Element data from apps and pages
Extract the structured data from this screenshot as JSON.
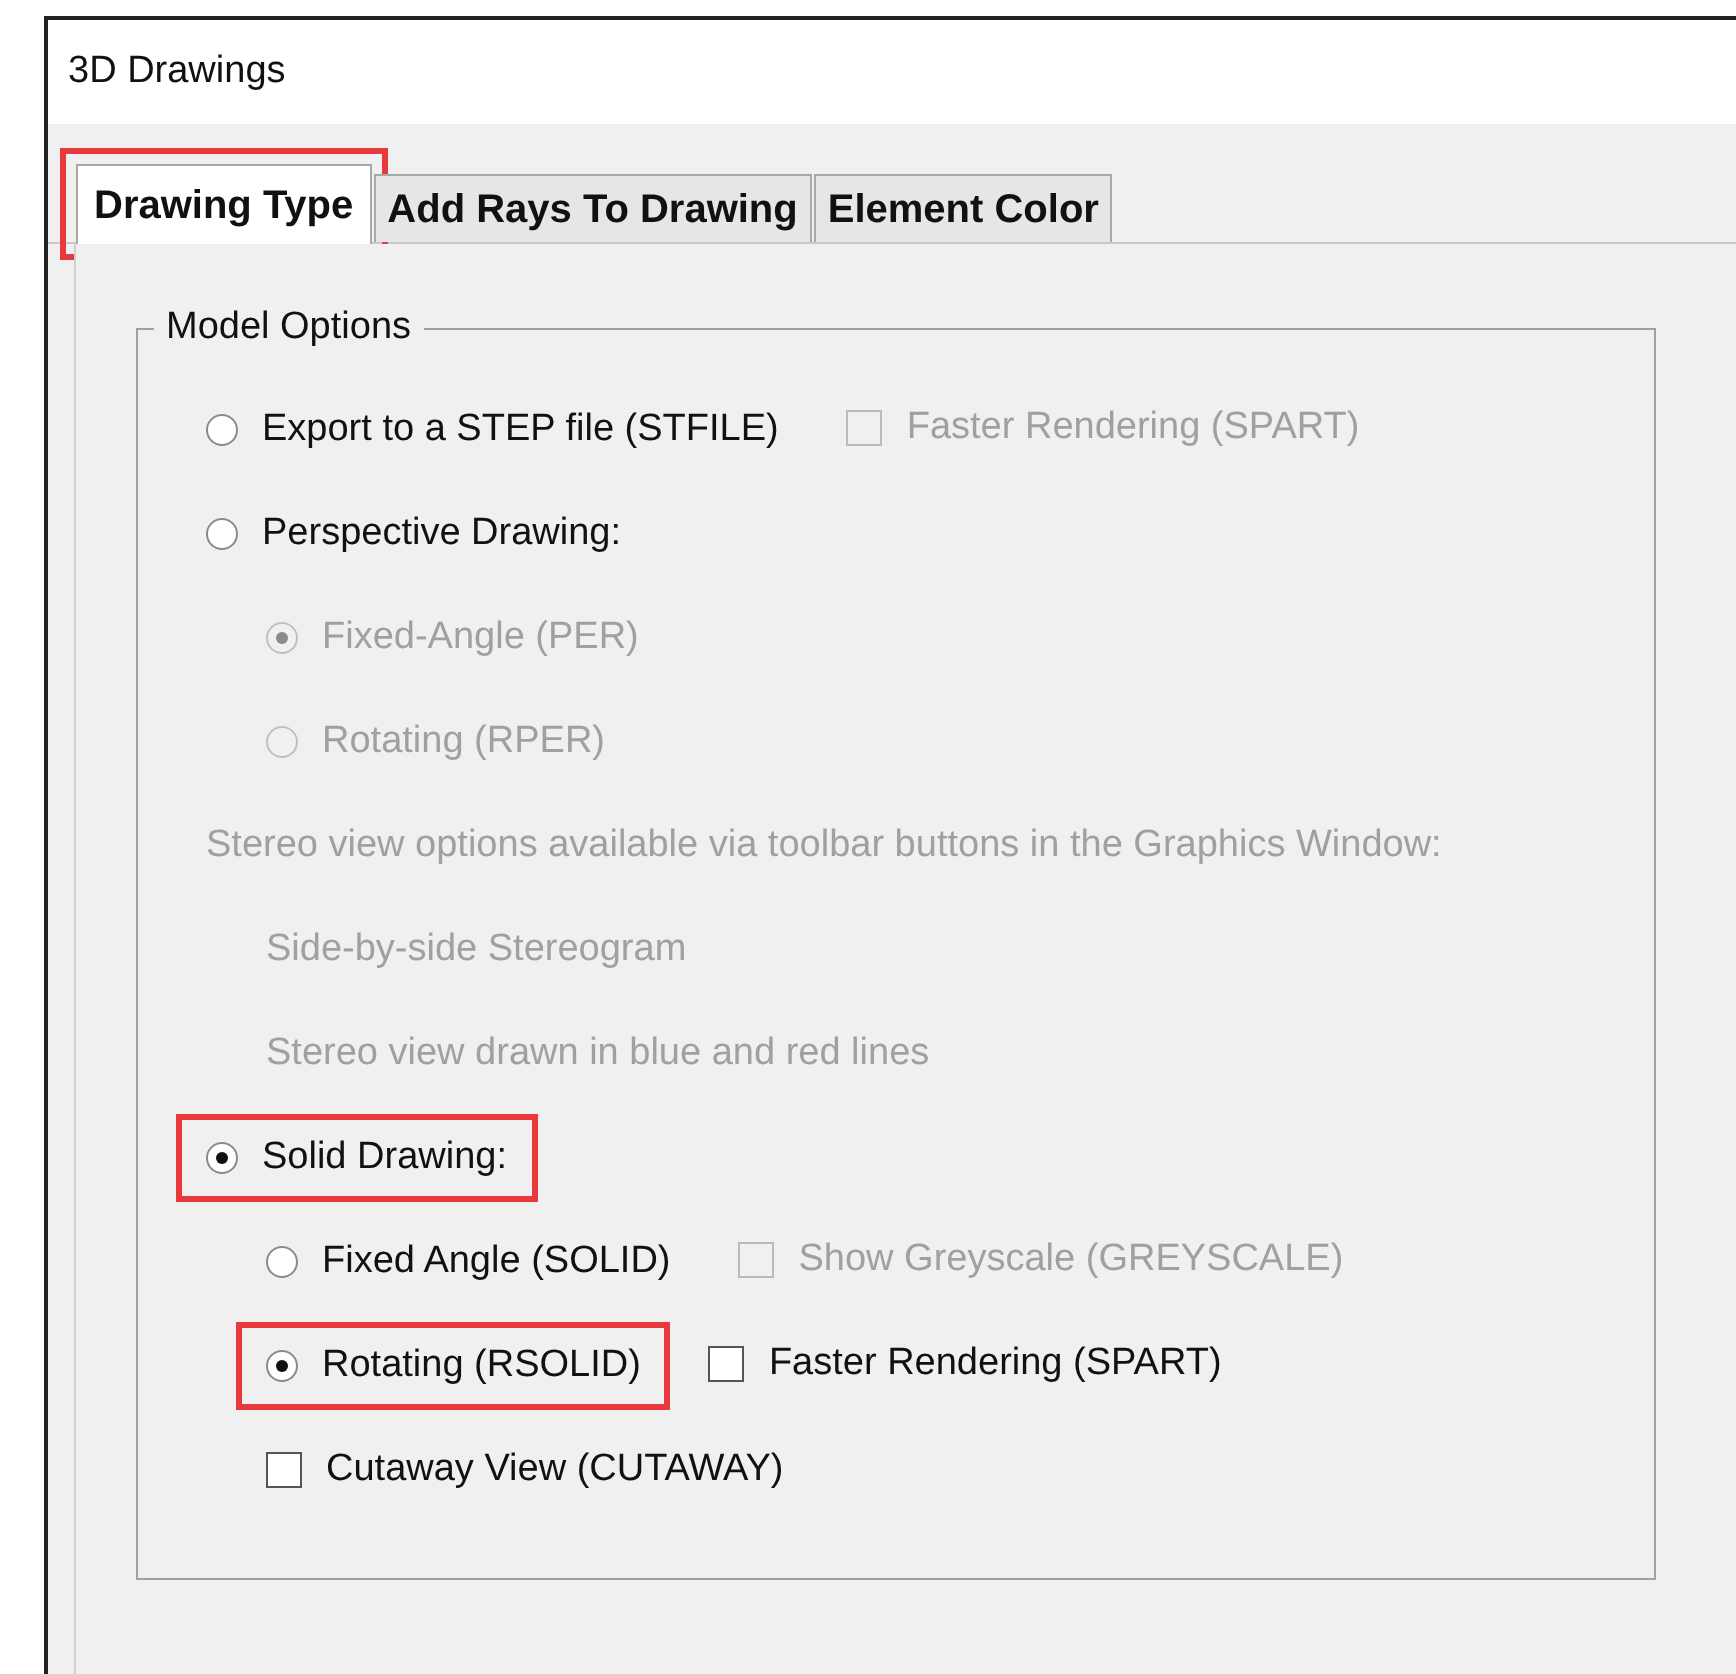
{
  "window": {
    "title": "3D Drawings"
  },
  "tabs": [
    {
      "label": "Drawing Type",
      "selected": true,
      "highlighted": true
    },
    {
      "label": "Add Rays To Drawing",
      "selected": false,
      "highlighted": false
    },
    {
      "label": "Element Color",
      "selected": false,
      "highlighted": false
    }
  ],
  "group": {
    "title": "Model Options",
    "options": [
      {
        "kind": "radio",
        "label": "Export to a STEP file (STFILE)",
        "selected": false,
        "disabled": false,
        "highlighted": false,
        "side": {
          "kind": "checkbox",
          "label": "Faster Rendering (SPART)",
          "checked": false,
          "disabled": true
        }
      },
      {
        "kind": "radio",
        "label": "Perspective Drawing:",
        "selected": false,
        "disabled": false,
        "highlighted": false,
        "children": [
          {
            "kind": "radio",
            "label": "Fixed-Angle (PER)",
            "selected": true,
            "disabled": true,
            "highlighted": false
          },
          {
            "kind": "radio",
            "label": "Rotating (RPER)",
            "selected": false,
            "disabled": true,
            "highlighted": false
          }
        ]
      },
      {
        "kind": "note",
        "label": "Stereo view options available via toolbar buttons in the Graphics Window:",
        "disabled": true,
        "children": [
          {
            "kind": "note",
            "label": "Side-by-side Stereogram",
            "disabled": true
          },
          {
            "kind": "note",
            "label": "Stereo view drawn in blue and red lines",
            "disabled": true
          }
        ]
      },
      {
        "kind": "radio",
        "label": "Solid Drawing:",
        "selected": true,
        "disabled": false,
        "highlighted": true,
        "children": [
          {
            "kind": "radio",
            "label": "Fixed Angle (SOLID)",
            "selected": false,
            "disabled": false,
            "highlighted": false,
            "side": {
              "kind": "checkbox",
              "label": "Show Greyscale (GREYSCALE)",
              "checked": false,
              "disabled": true
            }
          },
          {
            "kind": "radio",
            "label": "Rotating (RSOLID)",
            "selected": true,
            "disabled": false,
            "highlighted": true,
            "side": {
              "kind": "checkbox",
              "label": "Faster Rendering (SPART)",
              "checked": false,
              "disabled": false
            }
          },
          {
            "kind": "checkbox",
            "label": "Cutaway View (CUTAWAY)",
            "checked": false,
            "disabled": false
          }
        ]
      }
    ]
  }
}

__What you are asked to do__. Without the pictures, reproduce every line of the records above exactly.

__Response to the exercise__.
Extract the structured data from this screenshot as JSON.
{
  "window": {
    "title": "3D Drawings"
  },
  "tabs": [
    {
      "label": "Drawing Type",
      "selected": true,
      "highlighted": true
    },
    {
      "label": "Add Rays To Drawing",
      "selected": false,
      "highlighted": false
    },
    {
      "label": "Element Color",
      "selected": false,
      "highlighted": false
    }
  ],
  "group": {
    "title": "Model Options",
    "options": [
      {
        "kind": "radio",
        "label": "Export to a STEP file (STFILE)",
        "selected": false,
        "disabled": false,
        "highlighted": false,
        "side": {
          "kind": "checkbox",
          "label": "Faster Rendering (SPART)",
          "checked": false,
          "disabled": true
        }
      },
      {
        "kind": "radio",
        "label": "Perspective Drawing:",
        "selected": false,
        "disabled": false,
        "highlighted": false,
        "children": [
          {
            "kind": "radio",
            "label": "Fixed-Angle (PER)",
            "selected": true,
            "disabled": true,
            "highlighted": false
          },
          {
            "kind": "radio",
            "label": "Rotating (RPER)",
            "selected": false,
            "disabled": true,
            "highlighted": false
          }
        ]
      },
      {
        "kind": "note",
        "label": "Stereo view options available via toolbar buttons in the Graphics Window:",
        "disabled": true,
        "children": [
          {
            "kind": "note",
            "label": "Side-by-side Stereogram",
            "disabled": true
          },
          {
            "kind": "note",
            "label": "Stereo view drawn in blue and red lines",
            "disabled": true
          }
        ]
      },
      {
        "kind": "radio",
        "label": "Solid Drawing:",
        "selected": true,
        "disabled": false,
        "highlighted": true,
        "children": [
          {
            "kind": "radio",
            "label": "Fixed Angle (SOLID)",
            "selected": false,
            "disabled": false,
            "highlighted": false,
            "side": {
              "kind": "checkbox",
              "label": "Show Greyscale (GREYSCALE)",
              "checked": false,
              "disabled": true
            }
          },
          {
            "kind": "radio",
            "label": "Rotating (RSOLID)",
            "selected": true,
            "disabled": false,
            "highlighted": true,
            "side": {
              "kind": "checkbox",
              "label": "Faster Rendering (SPART)",
              "checked": false,
              "disabled": false
            }
          },
          {
            "kind": "checkbox",
            "label": "Cutaway View (CUTAWAY)",
            "checked": false,
            "disabled": false
          }
        ]
      }
    ]
  }
}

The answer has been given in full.